Task prompt
Nothing but the exact text of the entries should appear in your answer; pictures stay out.

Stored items
◇ ◇ ◇ ◇
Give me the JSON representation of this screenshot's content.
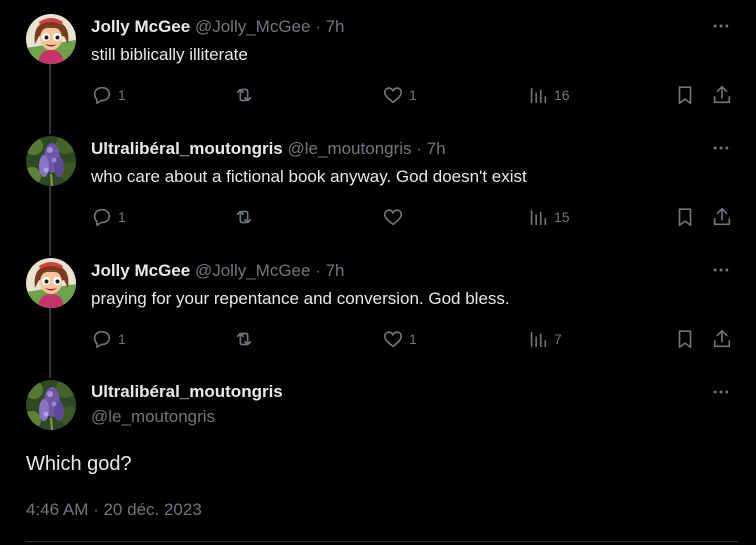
{
  "colors": {
    "background": "#000000",
    "text": "#e7e9ea",
    "muted": "#71767b",
    "divider": "#2f3336"
  },
  "replies": [
    {
      "name": "Jolly McGee",
      "handle": "@Jolly_McGee",
      "time": "· 7h",
      "text": "still biblically illiterate",
      "avatar": "cartoon-avatar",
      "reply_count": "1",
      "retweet_count": "",
      "like_count": "1",
      "view_count": "16"
    },
    {
      "name": "Ultralibéral_moutongris",
      "handle": "@le_moutongris",
      "time": "· 7h",
      "text": "who care about a fictional book anyway. God doesn't exist",
      "avatar": "flower-avatar",
      "reply_count": "1",
      "retweet_count": "",
      "like_count": "",
      "view_count": "15"
    },
    {
      "name": "Jolly McGee",
      "handle": "@Jolly_McGee",
      "time": "· 7h",
      "text": "praying for your repentance and conversion. God bless.",
      "avatar": "cartoon-avatar",
      "reply_count": "1",
      "retweet_count": "",
      "like_count": "1",
      "view_count": "7"
    }
  ],
  "focused": {
    "name": "Ultralibéral_moutongris",
    "handle": "@le_moutongris",
    "text": "Which god?",
    "timestamp": "4:46 AM · 20 déc. 2023",
    "avatar": "flower-avatar"
  },
  "icons": [
    "reply-icon",
    "retweet-icon",
    "like-icon",
    "views-icon",
    "bookmark-icon",
    "share-icon",
    "more-icon"
  ]
}
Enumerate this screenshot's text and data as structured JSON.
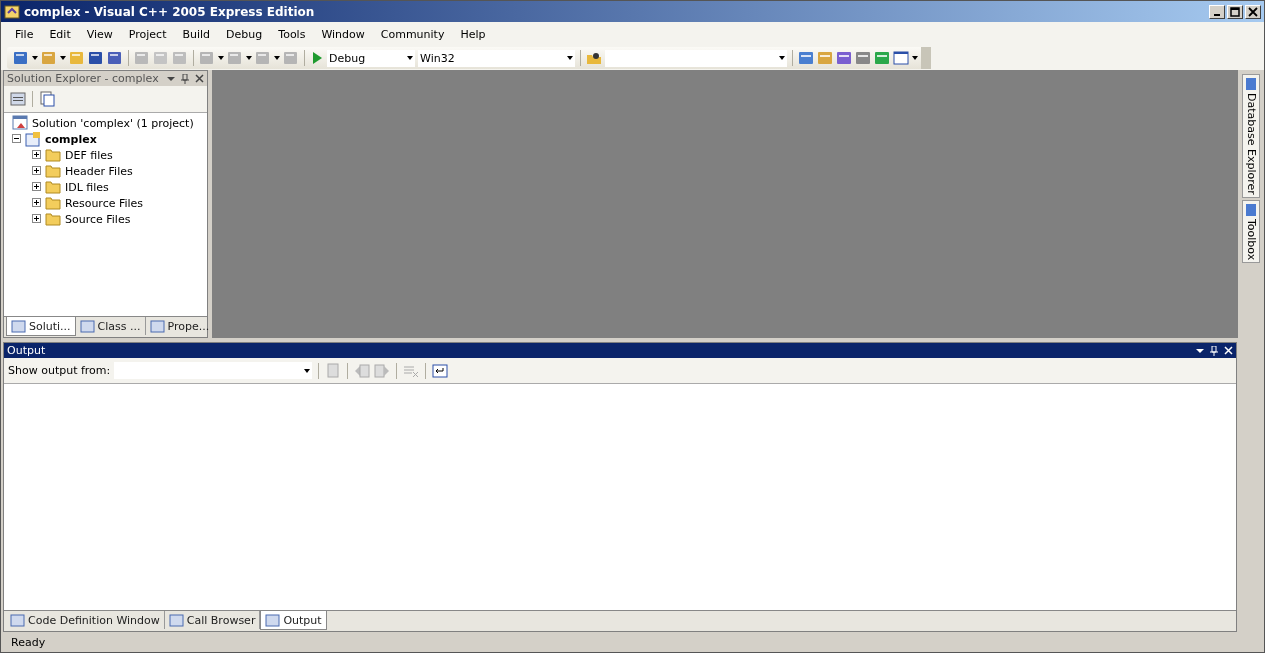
{
  "window": {
    "title": "complex - Visual C++ 2005 Express Edition"
  },
  "menu": [
    "File",
    "Edit",
    "View",
    "Project",
    "Build",
    "Debug",
    "Tools",
    "Window",
    "Community",
    "Help"
  ],
  "toolbar": {
    "configuration": "Debug",
    "platform": "Win32"
  },
  "solution_explorer": {
    "title": "Solution Explorer - complex",
    "tree": [
      {
        "label": "Solution 'complex' (1 project)",
        "children": [
          {
            "label": "complex",
            "expanded": true,
            "children": [
              {
                "label": "DEF files",
                "expanded": false
              },
              {
                "label": "Header Files",
                "expanded": false
              },
              {
                "label": "IDL files",
                "expanded": false
              },
              {
                "label": "Resource Files",
                "expanded": false
              },
              {
                "label": "Source Files",
                "expanded": false
              }
            ]
          }
        ]
      }
    ],
    "tabs": [
      {
        "label": "Soluti...",
        "selected": true
      },
      {
        "label": "Class ...",
        "selected": false
      },
      {
        "label": "Prope...",
        "selected": false
      }
    ]
  },
  "side_tabs": [
    "Database Explorer",
    "Toolbox"
  ],
  "output": {
    "title": "Output",
    "show_from_label": "Show output from:"
  },
  "bottom_tabs": [
    {
      "label": "Code Definition Window",
      "selected": false
    },
    {
      "label": "Call Browser",
      "selected": false
    },
    {
      "label": "Output",
      "selected": true
    }
  ],
  "status_bar": "Ready"
}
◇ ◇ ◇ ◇
Expected output
Give me the JSON representation of this screenshot's content.
{
  "colors": {
    "background": "#000000",
    "text": "#e7e9ea",
    "muted": "#71767b",
    "divider": "#2f3336"
  },
  "replies": [
    {
      "name": "Jolly McGee",
      "handle": "@Jolly_McGee",
      "time": "· 7h",
      "text": "still biblically illiterate",
      "avatar": "cartoon-avatar",
      "reply_count": "1",
      "retweet_count": "",
      "like_count": "1",
      "view_count": "16"
    },
    {
      "name": "Ultralibéral_moutongris",
      "handle": "@le_moutongris",
      "time": "· 7h",
      "text": "who care about a fictional book anyway. God doesn't exist",
      "avatar": "flower-avatar",
      "reply_count": "1",
      "retweet_count": "",
      "like_count": "",
      "view_count": "15"
    },
    {
      "name": "Jolly McGee",
      "handle": "@Jolly_McGee",
      "time": "· 7h",
      "text": "praying for your repentance and conversion. God bless.",
      "avatar": "cartoon-avatar",
      "reply_count": "1",
      "retweet_count": "",
      "like_count": "1",
      "view_count": "7"
    }
  ],
  "focused": {
    "name": "Ultralibéral_moutongris",
    "handle": "@le_moutongris",
    "text": "Which god?",
    "timestamp": "4:46 AM · 20 déc. 2023",
    "avatar": "flower-avatar"
  },
  "icons": [
    "reply-icon",
    "retweet-icon",
    "like-icon",
    "views-icon",
    "bookmark-icon",
    "share-icon",
    "more-icon"
  ]
}
Enumerate this screenshot's text and data as structured JSON.
{
  "window": {
    "title": "complex - Visual C++ 2005 Express Edition"
  },
  "menu": [
    "File",
    "Edit",
    "View",
    "Project",
    "Build",
    "Debug",
    "Tools",
    "Window",
    "Community",
    "Help"
  ],
  "toolbar": {
    "configuration": "Debug",
    "platform": "Win32"
  },
  "solution_explorer": {
    "title": "Solution Explorer - complex",
    "tree": [
      {
        "label": "Solution 'complex' (1 project)",
        "children": [
          {
            "label": "complex",
            "expanded": true,
            "children": [
              {
                "label": "DEF files",
                "expanded": false
              },
              {
                "label": "Header Files",
                "expanded": false
              },
              {
                "label": "IDL files",
                "expanded": false
              },
              {
                "label": "Resource Files",
                "expanded": false
              },
              {
                "label": "Source Files",
                "expanded": false
              }
            ]
          }
        ]
      }
    ],
    "tabs": [
      {
        "label": "Soluti...",
        "selected": true
      },
      {
        "label": "Class ...",
        "selected": false
      },
      {
        "label": "Prope...",
        "selected": false
      }
    ]
  },
  "side_tabs": [
    "Database Explorer",
    "Toolbox"
  ],
  "output": {
    "title": "Output",
    "show_from_label": "Show output from:"
  },
  "bottom_tabs": [
    {
      "label": "Code Definition Window",
      "selected": false
    },
    {
      "label": "Call Browser",
      "selected": false
    },
    {
      "label": "Output",
      "selected": true
    }
  ],
  "status_bar": "Ready"
}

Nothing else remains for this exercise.